About this task:
The answer must consist of every line from the data that holds the string "Saber".

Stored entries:
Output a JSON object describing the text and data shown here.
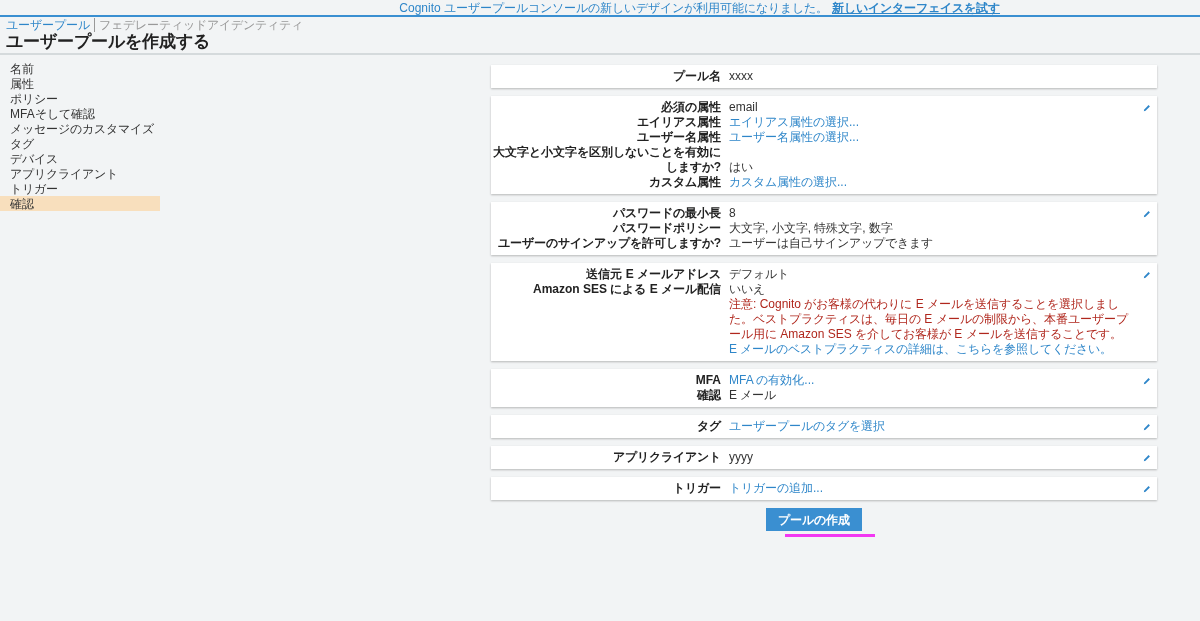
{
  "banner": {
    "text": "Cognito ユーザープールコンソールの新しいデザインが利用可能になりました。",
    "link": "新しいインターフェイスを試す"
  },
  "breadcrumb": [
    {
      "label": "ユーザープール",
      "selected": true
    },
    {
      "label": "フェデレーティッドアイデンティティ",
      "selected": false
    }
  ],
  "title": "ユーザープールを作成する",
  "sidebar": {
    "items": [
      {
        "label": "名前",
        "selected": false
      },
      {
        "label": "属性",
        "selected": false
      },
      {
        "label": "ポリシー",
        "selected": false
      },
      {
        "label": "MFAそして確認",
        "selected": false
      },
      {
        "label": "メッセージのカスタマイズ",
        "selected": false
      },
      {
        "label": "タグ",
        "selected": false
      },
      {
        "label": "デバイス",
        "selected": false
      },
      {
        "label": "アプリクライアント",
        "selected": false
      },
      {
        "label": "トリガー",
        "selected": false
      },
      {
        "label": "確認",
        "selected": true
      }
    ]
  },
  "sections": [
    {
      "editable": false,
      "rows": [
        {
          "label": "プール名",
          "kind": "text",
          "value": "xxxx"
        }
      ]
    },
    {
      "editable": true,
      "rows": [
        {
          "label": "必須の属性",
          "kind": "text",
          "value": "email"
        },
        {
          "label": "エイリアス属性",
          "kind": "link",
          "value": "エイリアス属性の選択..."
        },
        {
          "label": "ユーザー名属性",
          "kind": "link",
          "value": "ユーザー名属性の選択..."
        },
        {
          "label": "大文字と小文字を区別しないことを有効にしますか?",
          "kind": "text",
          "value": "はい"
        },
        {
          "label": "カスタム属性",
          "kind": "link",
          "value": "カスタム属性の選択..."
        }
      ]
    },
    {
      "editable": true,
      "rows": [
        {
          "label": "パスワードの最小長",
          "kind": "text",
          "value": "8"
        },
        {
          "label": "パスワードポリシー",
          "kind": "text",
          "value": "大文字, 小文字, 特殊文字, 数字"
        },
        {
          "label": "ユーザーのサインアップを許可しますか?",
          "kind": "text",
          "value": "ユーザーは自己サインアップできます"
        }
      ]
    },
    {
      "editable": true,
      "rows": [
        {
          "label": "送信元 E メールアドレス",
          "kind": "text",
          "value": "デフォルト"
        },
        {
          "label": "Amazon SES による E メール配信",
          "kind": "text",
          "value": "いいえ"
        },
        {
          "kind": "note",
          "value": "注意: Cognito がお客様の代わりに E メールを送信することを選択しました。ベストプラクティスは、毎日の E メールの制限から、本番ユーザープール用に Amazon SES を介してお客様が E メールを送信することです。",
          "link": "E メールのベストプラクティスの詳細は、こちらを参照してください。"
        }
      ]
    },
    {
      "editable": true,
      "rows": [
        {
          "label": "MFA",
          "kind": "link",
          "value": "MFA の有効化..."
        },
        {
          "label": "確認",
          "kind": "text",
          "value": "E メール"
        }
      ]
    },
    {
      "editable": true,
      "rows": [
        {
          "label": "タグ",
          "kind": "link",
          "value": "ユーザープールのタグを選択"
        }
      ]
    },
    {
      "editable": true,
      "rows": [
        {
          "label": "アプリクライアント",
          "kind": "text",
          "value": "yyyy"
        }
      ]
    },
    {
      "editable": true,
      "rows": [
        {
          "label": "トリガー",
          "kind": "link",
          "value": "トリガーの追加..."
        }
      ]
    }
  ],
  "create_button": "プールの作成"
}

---

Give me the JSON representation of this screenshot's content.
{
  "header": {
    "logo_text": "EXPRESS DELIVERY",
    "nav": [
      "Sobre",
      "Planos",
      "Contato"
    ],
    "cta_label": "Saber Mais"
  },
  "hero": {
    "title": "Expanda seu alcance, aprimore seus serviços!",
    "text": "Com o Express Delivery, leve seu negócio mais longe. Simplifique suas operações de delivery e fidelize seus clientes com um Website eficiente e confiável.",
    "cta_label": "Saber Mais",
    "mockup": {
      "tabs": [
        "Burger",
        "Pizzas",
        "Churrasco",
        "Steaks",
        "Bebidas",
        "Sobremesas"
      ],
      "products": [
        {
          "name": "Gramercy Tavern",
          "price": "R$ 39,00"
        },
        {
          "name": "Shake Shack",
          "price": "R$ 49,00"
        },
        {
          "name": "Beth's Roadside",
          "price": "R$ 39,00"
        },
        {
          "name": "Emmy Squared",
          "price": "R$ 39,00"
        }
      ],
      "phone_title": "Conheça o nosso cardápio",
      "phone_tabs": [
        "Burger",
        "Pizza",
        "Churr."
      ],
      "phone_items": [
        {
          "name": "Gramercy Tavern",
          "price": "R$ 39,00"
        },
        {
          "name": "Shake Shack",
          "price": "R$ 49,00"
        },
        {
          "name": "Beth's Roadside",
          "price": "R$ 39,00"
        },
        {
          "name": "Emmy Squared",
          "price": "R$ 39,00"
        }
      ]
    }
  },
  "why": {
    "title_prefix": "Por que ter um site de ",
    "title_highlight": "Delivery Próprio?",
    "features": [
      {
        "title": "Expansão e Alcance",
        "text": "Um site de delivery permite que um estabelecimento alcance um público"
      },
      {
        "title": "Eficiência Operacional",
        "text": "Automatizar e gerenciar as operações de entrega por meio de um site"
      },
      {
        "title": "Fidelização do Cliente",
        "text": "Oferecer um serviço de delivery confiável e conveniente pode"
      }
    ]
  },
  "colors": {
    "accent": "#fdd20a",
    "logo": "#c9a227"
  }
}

Response to this task:
    "cta_label": "Saber Mais"
    "cta_label": "Saber Mais",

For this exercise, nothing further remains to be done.